Presented by Open Space artist-run center and the National Film Board of Canada
Victoria, BC, Canada
June 14 - July 13, 2019
Neither One Nor the Other / Ni l'un, ni l'autre… is an immersive environment excited by presence. Initially developed at the 2018 Déranger creative lab—a National Film Board of Canada French Program initiative for Inuit, Métis and First Nations artists—Jessie Ray Short and Dominic Lafontaine’s symmetrical installation is comprised of two old Sony handy cams, two projectors, and a large, suspended sheet of a reflective polyester film called Mylar. The handy cams are set up to film the mylar continuously; these recordings are projected in real-time directly back onto the mirror-like surface that is being filmed. This creates a chaotic, illuminated feedback loop that is reflected dramatically out onto the walls of the otherwise darkened space. Mylar is so thin that it, and so the reflections it generates, tremble with the smallest atmospheric vibrations. Those might be caused by bodies in motion, laughter, or the periodic low sonic rumbling of the installation’s sound component—an augmented field recording of nearby ocean waves. The reflected patterning brightens, dims, and morphs in reaction to these disruptions while the colours of its web-like configurations shift inexplicably over time between royal blue, violet, champagne gold, pale aqua… There is an organic quality to the effect. It is similar to how light looks when bounced off of the water. One viewer described experiencing the piece as corporeal as if he were observing the energy of the body. There is some kinship with performance art in the unpredictable, unrepeatable quality of the reflections. This further supports the biological effect that connects the piece obliquely, somewhat strangely, to the living.
The artists have a stated interest in the paranormal regarding this project; they want “to make the invisible visible”. They could be said to have achieved that simply in how the reflections register subtle and generally imperceptible disturbances of air. The responsive shimmering is a reminder, for example, that the audible is physical and that we are all constantly immersed in a tangible medium. Incorporating field recordings of the local sea sets the piece into a kind of energetic dialog with the immediate natural environment, giving the work a degree of site-specificity that could offer a ‘reading of place’ via the visual patterns that are generated albeit an abstract one. But there is also the chaotic state of the feedback loop to consider, the specificities of the cameras, the way they translate light into data, and how data is being iteratively reinterpreted. The power levels, settings, and particular qualities of the projectors have an impact too. Mechanics, information, electricity are all at play here, and the structure created allows us to observe something of the idiosyncrasies of these interactions. The artists had, in fact, tried implementing their set-up with newer video cameras but found these were too good at processing ‘clean’ images, too adept at removing inconsistencies. The reliance on older tech to create this piece ties it to a zeitgeist moment in which Netflix's retro-paranormal series Strangers Things and its German counterpart Dark are hugely popular. It revisits a period in which the heft of bulky objects infused with energy more aggressively disrupted the speed and purity of digital information, seeming to allow unfathomable elements to seep in (or out).

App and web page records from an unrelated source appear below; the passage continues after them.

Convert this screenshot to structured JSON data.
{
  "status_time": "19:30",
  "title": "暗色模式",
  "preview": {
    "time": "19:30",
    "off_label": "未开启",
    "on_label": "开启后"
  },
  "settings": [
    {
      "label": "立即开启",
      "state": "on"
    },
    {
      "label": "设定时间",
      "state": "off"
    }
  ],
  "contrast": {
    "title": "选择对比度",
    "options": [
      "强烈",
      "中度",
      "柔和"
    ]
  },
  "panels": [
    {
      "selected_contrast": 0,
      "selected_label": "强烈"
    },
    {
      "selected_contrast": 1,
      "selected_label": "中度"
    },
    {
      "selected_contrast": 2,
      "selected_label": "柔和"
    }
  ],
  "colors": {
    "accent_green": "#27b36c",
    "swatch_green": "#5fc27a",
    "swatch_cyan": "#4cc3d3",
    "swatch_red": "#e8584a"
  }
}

The ambiguous reactivity of this installation also vibrantly Illustrates slippage that occurs between calculated cause and effect. The idea that cause and effect constitute a simple, predictable equation that can ultimately be mastered underpins many of the broader values related to Western empiricism; but despite (or because of) all the experiments, deductions, and algorithms, our biosphere, and sociopolitical landscapes are, without hyperbole, currently on the verge of collapsing around us. As is evoked in the Yiddish proverb, ‘Man plans, and God laughs.” The effect of any given cause may easily elide the intention of the actor/action. So it is with this installation: You can speak near it, walk through it, stand purposefully in front of a camera to temporarily disrupt the looping light, and any of those actions will change the patterns reflected on the wall in a visually fascinating but not entirely comprehensible nor predictable way. In contrast to the rationalist bid for full comprehension and control writ large, Ni l’une, ni l’autre emphasizes how much ungovernable complexity saturates our interactions, how factors and energies we aren’t aware of are constantly interceding into our environments. It ‘makes the invisible visible’ while respecting the mysterious and acknowledging the unknown. It is an ode to ghost butterflies flapping imperceptibly in our machines.